'''
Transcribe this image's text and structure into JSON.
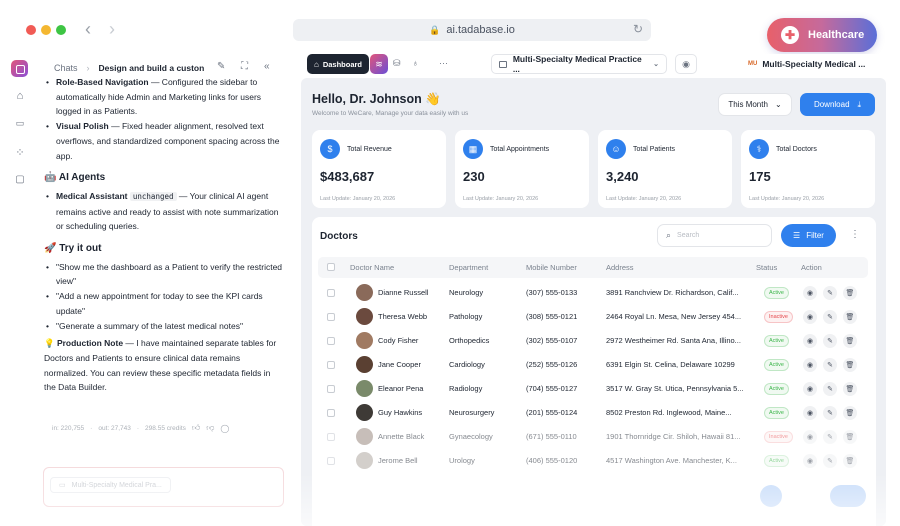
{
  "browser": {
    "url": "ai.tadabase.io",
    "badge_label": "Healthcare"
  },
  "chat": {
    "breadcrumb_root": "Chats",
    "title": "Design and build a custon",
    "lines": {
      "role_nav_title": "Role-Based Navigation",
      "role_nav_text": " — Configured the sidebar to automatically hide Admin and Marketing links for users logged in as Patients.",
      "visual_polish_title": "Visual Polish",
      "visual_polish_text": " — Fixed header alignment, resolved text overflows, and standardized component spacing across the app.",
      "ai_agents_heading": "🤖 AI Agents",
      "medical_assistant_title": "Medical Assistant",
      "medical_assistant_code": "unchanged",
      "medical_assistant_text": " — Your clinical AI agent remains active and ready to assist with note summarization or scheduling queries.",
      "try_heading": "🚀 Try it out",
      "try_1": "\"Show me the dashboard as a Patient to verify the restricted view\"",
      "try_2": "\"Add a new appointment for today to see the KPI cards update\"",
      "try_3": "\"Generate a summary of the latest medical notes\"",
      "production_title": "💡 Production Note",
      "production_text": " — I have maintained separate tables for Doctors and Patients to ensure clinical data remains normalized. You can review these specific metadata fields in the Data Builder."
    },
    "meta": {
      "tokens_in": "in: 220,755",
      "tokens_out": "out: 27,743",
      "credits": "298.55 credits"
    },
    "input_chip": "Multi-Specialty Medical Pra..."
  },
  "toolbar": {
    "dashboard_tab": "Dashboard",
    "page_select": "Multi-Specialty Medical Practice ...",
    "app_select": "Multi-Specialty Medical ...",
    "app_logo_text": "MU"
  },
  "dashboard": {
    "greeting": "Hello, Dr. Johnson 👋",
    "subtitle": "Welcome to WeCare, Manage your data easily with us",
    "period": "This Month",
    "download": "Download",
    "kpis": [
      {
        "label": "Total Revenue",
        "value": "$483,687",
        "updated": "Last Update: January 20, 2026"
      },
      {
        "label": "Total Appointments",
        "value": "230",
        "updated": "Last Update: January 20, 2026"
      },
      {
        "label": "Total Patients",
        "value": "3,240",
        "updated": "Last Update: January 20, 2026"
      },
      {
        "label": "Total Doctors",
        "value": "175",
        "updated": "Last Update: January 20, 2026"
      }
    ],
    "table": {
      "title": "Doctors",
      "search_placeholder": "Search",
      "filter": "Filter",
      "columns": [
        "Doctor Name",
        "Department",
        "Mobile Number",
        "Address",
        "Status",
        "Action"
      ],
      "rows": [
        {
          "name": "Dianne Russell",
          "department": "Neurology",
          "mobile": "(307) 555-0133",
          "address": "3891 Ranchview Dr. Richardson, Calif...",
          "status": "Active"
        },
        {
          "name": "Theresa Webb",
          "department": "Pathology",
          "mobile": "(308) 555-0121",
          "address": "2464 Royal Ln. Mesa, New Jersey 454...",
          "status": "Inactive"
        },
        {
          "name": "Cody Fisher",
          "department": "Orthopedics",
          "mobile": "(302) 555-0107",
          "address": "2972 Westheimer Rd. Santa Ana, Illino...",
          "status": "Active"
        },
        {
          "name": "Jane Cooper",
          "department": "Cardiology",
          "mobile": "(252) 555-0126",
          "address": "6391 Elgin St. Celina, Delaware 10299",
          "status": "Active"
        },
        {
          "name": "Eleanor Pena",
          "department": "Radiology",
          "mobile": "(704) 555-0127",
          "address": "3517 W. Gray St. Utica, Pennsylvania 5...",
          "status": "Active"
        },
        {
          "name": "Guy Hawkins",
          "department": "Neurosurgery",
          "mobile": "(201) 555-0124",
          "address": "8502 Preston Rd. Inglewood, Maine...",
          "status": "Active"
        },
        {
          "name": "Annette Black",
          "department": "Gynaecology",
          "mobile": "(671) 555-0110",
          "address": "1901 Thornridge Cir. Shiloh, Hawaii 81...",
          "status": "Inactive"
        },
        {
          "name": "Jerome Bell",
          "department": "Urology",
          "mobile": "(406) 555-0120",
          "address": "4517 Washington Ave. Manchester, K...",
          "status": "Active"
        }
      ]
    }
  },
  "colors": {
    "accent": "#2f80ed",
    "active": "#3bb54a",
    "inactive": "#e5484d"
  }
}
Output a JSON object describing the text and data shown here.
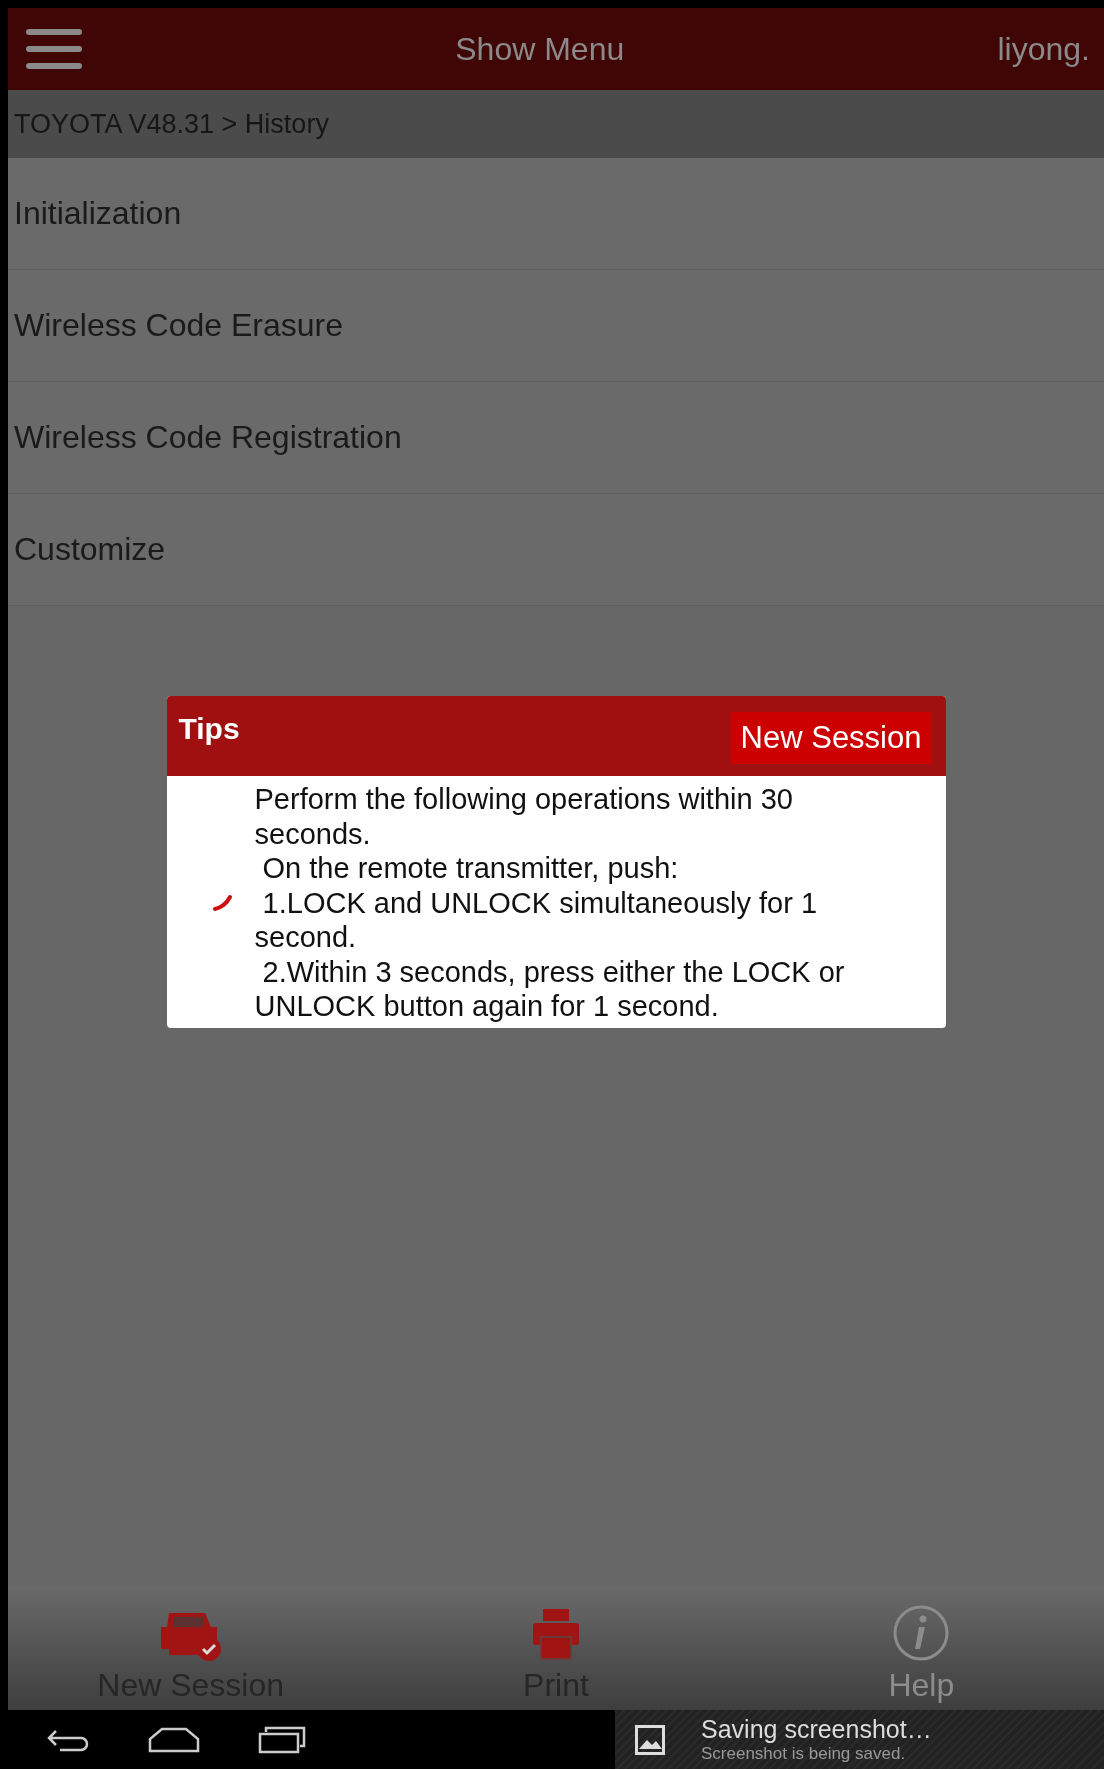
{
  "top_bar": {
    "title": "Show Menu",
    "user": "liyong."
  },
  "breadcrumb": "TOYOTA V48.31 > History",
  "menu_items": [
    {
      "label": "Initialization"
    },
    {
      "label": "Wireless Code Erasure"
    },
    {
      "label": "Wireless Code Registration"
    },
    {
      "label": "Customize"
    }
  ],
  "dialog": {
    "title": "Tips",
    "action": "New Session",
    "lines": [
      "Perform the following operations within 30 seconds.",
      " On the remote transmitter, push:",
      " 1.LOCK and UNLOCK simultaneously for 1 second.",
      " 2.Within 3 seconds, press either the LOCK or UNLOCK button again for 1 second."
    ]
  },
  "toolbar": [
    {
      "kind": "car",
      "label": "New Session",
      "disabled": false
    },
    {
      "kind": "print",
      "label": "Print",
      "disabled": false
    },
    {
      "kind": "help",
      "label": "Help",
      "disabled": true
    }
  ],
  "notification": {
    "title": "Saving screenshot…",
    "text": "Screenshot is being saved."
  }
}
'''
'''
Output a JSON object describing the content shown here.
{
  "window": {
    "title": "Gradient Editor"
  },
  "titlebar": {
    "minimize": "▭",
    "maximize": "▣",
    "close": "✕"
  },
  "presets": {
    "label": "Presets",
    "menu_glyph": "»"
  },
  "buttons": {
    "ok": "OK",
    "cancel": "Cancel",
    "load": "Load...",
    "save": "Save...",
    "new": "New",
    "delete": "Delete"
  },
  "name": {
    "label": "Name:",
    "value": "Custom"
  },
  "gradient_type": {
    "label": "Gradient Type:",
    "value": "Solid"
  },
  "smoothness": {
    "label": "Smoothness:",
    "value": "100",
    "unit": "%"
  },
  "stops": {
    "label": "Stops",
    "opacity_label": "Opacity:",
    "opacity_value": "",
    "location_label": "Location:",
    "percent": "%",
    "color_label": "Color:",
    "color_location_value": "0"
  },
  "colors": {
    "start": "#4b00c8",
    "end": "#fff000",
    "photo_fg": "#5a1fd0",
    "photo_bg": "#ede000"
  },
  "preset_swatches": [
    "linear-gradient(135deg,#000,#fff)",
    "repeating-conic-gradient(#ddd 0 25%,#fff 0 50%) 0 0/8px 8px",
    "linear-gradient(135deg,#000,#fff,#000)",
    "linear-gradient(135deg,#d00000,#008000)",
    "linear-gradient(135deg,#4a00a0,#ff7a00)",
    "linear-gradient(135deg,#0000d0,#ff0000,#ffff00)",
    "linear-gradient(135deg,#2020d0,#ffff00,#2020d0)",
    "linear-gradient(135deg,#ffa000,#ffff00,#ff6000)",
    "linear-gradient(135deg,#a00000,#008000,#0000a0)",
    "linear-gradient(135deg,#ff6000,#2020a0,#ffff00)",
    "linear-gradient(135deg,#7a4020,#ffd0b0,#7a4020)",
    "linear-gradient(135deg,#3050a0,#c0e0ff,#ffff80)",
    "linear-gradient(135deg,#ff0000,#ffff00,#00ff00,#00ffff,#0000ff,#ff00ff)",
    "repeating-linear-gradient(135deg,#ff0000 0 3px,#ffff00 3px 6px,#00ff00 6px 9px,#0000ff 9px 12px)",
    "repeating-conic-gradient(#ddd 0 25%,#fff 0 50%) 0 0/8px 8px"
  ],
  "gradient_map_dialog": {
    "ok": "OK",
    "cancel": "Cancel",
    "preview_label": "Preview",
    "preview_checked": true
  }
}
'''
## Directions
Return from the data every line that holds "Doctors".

## Your solution
      "production_text": " — I have maintained separate tables for Doctors and Patients to ensure clinical data remains normalized. You can review these specific metadata fields in the Data Builder."
        "label": "Total Doctors",
      "title": "Doctors",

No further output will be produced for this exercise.